My biggest goal as a parent has been to show my children that I love them. Some just take that as par for the course but it is a rare gem these days. Take it from someone who has worked with troubled youth and their parents directly. I have this notion that if I provide them with enough encouragement and hugs that they will have the confidence to accomplish their hearts desire. That is the key, what they desire, not what I desire.

I am far from perfect. I raise my voice when it is unnecessary at times. I debate meaningless subjects with full conviction when I could just walk away. I am talking in particular about the great “M&M for breakfast debate” of 2011. But I am aware of my faults and yearn to be the best parent I can. I have a personal motto that I try to remember while weathering a storm of tears and permanent marker wall art, “I am the example.”

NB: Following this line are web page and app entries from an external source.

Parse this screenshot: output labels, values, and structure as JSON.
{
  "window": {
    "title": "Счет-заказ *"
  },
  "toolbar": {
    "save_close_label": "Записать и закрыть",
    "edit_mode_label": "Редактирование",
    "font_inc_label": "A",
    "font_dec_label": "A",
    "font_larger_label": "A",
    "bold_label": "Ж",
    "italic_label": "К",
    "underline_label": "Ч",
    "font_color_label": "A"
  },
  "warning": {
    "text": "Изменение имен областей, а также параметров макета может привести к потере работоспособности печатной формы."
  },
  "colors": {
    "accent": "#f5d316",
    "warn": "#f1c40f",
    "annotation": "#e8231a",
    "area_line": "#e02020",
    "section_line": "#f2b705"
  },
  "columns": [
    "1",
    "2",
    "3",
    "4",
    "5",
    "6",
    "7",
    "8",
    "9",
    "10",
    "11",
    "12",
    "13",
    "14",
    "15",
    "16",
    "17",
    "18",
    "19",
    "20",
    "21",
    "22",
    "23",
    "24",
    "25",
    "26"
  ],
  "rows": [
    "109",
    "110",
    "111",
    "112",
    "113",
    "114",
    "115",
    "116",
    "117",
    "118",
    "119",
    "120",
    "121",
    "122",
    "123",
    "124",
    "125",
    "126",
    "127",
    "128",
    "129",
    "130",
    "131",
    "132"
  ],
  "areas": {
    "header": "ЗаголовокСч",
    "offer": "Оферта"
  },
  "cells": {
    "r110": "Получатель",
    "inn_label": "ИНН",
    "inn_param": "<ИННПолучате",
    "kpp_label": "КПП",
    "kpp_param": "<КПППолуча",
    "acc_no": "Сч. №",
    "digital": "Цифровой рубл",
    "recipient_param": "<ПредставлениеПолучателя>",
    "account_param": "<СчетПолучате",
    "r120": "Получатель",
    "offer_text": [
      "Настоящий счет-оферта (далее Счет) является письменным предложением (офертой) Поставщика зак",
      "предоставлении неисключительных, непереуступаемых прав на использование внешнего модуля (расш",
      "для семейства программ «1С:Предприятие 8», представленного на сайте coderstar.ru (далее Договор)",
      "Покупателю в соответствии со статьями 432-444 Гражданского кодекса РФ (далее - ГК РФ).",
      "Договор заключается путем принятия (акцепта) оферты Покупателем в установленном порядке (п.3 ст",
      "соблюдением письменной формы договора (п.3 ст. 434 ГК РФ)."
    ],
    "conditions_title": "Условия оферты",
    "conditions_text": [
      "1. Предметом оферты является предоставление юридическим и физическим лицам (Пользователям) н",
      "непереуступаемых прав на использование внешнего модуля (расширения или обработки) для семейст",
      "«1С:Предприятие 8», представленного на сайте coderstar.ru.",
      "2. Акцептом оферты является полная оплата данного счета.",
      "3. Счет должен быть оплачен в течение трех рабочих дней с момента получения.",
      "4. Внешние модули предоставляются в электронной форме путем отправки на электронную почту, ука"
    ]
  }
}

I try to remember that the way I react to a situation is going to leave a lasting impression. Whether that means turning the other cheek while I roll around in pain after stepping on a lego or complimenting the dedication involved in not changing ones underwear for days on end. Maybe this means pretending I don’t notice there seemed to be a mass exodus of jelly beans in the cupboard since the last time I looked, five minutes ago.

I’m careful not to take too much credit for my childrens behavior. I tend to think part of it is that they are just genuinely nice people. Another part of me realizes they have an amazing mother who leads by example in the home and in the community. There is a part of me that feels my own self realization is blooming simply from parenthood. Maybe at the end of the day they are the ones setting the example and I am open enough to listen to their monumental lectures delivered with the unrestrained passion of youth.

Tobias Whitaker also blogs for Mother Earth News and Grit Magazine. You can also find him on Facebook at Seed To Harvest: Bossy Hen Homestead which is a central location for his homesteading blogs and his homeschooling blog, A Mile In Her Shoes: Tales Of A Stay-At Home Dad .